### WHAT NEEDS TO BE DONE:
Of the lines in the data below, count the ones holding the string "Allow", and answer with that number only.

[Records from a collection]
---+---

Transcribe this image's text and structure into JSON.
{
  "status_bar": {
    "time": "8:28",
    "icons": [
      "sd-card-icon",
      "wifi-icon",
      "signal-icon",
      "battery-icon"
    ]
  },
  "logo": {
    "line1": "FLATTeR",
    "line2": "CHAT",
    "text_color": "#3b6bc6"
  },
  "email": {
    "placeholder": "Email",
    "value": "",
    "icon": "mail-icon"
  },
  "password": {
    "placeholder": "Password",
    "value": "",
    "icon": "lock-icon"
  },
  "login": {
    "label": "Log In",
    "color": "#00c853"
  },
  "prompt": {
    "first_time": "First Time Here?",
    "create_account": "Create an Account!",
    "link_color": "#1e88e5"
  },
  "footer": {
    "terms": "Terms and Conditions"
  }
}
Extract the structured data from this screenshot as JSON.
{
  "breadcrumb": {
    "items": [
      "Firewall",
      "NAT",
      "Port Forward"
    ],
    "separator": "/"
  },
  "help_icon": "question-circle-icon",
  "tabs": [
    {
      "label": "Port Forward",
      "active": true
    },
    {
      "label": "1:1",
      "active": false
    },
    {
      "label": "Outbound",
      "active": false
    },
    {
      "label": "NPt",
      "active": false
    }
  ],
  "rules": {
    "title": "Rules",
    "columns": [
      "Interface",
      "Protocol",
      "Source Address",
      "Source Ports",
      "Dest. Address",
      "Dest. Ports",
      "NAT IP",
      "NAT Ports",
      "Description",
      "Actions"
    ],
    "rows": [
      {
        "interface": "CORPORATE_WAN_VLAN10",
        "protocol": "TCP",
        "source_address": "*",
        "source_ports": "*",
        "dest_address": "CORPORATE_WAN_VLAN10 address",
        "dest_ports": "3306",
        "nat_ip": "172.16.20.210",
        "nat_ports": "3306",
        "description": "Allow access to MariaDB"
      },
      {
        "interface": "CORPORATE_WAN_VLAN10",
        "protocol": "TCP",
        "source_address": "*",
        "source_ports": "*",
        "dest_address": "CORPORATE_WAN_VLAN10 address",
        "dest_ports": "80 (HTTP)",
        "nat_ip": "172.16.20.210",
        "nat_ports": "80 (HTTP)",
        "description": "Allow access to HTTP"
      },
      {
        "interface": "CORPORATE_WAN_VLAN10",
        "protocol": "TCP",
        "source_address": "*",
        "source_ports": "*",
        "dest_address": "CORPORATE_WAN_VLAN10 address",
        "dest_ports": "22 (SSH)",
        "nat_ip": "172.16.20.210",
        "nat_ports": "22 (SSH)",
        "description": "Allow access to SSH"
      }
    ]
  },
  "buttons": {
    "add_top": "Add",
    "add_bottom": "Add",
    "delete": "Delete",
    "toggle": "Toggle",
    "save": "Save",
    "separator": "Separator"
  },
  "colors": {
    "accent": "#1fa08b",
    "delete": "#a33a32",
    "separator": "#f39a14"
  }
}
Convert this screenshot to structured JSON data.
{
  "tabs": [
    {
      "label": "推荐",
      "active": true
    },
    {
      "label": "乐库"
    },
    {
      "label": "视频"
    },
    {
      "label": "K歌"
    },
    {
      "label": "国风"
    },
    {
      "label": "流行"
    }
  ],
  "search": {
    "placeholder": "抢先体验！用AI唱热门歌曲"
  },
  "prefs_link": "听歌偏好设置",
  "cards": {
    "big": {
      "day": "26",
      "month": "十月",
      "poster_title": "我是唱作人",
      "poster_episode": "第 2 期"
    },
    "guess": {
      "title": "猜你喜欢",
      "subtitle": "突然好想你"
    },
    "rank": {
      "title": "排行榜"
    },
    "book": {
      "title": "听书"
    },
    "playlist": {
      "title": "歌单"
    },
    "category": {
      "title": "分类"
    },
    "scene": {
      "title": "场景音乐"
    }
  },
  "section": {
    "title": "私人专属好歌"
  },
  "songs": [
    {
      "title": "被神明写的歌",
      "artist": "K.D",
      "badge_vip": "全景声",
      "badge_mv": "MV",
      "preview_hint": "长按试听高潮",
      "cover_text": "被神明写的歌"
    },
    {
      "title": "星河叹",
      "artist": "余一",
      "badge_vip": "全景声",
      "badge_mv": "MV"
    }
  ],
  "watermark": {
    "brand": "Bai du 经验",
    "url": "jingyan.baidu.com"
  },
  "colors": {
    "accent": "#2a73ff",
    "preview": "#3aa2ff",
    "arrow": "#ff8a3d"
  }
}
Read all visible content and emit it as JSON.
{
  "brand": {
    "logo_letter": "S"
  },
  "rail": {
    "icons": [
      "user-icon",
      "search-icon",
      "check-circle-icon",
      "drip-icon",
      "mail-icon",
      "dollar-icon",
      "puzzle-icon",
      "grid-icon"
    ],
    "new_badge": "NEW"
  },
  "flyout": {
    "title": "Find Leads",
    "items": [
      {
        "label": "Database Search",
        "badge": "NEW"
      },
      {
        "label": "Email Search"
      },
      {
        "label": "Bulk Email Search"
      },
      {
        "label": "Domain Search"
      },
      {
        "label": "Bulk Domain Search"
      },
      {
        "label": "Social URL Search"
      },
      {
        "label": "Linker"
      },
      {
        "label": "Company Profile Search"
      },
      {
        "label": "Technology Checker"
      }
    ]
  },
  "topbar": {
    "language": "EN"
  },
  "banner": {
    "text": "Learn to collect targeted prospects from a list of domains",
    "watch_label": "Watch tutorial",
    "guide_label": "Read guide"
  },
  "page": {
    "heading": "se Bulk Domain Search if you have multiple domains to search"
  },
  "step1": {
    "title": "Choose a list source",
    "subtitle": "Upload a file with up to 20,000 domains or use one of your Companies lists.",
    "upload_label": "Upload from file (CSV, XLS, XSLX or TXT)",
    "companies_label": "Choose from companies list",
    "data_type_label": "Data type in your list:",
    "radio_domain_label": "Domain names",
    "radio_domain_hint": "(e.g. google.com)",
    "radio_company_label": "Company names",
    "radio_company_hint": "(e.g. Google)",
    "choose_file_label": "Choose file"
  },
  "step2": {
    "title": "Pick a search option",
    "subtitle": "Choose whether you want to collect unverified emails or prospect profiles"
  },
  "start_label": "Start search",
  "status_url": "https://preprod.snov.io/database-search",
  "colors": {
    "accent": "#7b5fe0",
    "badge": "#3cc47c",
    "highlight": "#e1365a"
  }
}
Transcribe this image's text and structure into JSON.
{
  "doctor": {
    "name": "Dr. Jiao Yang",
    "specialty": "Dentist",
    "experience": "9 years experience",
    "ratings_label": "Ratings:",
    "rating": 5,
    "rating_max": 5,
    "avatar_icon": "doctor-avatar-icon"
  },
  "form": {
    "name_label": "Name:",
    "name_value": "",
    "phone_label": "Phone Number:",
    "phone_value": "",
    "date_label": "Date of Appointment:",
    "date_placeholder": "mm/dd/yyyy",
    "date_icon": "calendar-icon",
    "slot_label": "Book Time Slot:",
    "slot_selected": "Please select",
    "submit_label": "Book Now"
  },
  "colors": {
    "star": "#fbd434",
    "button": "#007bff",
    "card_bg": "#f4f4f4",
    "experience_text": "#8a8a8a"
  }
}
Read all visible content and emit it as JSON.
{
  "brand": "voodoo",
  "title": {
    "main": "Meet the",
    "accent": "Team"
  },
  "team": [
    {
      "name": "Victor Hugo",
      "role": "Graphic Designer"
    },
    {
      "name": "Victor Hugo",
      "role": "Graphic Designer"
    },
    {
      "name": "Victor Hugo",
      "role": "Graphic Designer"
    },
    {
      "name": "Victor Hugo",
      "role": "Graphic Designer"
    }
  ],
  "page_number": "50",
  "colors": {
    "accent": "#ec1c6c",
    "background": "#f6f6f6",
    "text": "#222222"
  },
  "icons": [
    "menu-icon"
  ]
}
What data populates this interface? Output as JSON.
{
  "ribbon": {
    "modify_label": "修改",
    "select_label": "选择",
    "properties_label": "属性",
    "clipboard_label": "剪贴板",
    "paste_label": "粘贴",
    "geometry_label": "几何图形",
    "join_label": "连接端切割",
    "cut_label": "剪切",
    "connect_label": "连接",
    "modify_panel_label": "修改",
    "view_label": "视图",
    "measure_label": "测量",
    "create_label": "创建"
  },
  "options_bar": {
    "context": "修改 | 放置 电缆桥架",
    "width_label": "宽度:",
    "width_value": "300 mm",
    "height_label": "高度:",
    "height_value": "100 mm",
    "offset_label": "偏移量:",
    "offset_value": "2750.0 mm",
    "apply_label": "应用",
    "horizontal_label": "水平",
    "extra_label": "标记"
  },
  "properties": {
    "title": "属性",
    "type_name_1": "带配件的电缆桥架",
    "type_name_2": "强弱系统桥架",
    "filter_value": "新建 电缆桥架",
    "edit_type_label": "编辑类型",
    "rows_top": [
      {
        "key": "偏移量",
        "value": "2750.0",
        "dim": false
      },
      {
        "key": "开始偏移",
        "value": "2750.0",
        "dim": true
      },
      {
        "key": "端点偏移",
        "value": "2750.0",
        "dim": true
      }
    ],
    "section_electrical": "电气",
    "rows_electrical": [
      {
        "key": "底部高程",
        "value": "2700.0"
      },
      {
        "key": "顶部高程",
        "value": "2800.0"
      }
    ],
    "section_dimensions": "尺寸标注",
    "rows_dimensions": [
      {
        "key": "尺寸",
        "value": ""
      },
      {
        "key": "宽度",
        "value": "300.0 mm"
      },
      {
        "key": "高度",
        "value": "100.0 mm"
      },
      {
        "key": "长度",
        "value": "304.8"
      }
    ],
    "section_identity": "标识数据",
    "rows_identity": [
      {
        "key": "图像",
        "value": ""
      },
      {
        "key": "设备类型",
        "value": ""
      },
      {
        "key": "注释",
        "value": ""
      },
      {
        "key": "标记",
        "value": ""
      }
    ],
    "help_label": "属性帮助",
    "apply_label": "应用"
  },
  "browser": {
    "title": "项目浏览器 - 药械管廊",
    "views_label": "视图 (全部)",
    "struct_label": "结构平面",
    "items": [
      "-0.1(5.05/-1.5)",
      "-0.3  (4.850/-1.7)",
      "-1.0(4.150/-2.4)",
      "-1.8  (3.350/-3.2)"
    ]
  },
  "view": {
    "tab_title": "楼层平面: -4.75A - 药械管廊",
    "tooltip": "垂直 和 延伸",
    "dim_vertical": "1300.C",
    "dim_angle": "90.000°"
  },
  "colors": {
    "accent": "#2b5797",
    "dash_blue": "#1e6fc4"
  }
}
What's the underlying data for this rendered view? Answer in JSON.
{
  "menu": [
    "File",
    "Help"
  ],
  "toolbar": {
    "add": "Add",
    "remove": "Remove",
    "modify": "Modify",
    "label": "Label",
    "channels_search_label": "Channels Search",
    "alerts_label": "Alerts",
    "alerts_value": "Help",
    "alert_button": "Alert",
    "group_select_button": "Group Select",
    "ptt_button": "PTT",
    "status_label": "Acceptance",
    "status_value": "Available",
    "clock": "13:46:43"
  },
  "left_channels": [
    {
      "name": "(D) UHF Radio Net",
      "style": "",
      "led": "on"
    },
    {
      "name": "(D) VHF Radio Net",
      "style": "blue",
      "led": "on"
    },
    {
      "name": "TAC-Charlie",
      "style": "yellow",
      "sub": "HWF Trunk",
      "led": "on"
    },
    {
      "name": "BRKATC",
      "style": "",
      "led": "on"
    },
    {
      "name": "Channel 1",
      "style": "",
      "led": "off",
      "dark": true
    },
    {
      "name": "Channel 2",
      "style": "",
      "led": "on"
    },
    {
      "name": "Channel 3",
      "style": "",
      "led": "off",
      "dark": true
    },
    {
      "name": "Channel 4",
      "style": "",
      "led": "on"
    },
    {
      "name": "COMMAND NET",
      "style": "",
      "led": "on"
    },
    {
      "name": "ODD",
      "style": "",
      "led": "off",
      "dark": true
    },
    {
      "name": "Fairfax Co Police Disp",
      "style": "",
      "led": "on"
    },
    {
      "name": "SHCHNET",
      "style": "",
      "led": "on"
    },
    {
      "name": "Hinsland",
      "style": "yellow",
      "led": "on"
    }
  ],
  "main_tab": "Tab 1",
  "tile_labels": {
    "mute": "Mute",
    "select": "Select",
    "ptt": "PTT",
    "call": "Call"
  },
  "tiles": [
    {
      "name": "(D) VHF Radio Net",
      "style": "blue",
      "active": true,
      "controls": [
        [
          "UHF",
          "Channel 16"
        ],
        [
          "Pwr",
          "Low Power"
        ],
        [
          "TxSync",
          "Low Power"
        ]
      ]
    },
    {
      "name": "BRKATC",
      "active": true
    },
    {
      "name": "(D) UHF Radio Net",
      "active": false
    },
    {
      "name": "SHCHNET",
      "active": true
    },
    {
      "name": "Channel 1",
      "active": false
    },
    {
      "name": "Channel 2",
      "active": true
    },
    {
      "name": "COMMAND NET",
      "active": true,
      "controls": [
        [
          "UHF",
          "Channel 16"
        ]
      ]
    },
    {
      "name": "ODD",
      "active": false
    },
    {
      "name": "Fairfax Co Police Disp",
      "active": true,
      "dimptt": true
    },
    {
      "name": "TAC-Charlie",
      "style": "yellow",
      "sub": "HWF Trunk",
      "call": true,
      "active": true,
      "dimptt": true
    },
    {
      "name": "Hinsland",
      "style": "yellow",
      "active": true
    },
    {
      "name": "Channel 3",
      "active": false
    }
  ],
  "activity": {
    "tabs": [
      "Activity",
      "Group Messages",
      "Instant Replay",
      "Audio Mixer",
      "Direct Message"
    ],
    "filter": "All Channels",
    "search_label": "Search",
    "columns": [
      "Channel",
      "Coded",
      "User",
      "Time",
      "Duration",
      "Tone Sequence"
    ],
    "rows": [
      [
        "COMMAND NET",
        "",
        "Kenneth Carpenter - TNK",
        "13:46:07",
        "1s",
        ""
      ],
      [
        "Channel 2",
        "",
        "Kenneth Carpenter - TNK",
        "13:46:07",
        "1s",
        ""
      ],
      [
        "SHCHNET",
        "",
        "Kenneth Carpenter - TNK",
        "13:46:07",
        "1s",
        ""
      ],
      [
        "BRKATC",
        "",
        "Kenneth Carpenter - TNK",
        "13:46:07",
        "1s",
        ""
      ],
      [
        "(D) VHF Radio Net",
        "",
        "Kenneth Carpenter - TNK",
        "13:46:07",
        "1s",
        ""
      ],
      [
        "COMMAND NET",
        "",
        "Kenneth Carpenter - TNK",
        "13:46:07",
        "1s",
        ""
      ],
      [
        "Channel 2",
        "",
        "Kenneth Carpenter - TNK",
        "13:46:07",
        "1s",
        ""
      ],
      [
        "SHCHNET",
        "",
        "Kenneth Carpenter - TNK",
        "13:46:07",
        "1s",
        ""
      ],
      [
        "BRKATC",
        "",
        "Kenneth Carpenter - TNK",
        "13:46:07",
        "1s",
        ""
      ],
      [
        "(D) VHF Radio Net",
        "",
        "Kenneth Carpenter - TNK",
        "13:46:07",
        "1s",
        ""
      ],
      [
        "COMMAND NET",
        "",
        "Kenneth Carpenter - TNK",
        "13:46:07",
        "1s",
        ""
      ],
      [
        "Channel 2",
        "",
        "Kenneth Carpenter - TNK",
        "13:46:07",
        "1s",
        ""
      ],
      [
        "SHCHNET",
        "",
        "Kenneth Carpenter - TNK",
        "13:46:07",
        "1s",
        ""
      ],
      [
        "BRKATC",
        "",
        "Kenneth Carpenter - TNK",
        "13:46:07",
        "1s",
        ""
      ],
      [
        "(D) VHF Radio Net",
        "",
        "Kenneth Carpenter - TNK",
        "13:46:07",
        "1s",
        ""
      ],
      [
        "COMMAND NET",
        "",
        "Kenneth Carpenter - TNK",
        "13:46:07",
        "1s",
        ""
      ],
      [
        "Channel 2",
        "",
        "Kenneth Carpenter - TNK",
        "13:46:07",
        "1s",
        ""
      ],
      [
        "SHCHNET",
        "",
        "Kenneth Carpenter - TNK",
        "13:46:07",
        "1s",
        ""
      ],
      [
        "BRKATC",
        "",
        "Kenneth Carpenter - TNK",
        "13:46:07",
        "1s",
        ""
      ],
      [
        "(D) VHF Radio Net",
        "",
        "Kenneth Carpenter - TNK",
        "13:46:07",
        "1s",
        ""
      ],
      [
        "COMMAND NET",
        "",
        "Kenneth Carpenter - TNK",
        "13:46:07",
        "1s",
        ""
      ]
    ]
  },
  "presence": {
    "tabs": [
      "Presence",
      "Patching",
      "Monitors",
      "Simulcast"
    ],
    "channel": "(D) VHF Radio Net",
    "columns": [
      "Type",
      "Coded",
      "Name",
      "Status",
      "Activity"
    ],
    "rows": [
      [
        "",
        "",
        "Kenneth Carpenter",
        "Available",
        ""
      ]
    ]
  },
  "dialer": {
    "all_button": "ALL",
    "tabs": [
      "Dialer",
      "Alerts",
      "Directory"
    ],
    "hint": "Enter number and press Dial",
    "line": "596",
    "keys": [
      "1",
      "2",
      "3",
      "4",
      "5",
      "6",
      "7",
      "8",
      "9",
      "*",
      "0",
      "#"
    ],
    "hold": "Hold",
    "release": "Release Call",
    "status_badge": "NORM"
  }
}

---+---

### ANSWER FOR THE TASK:
3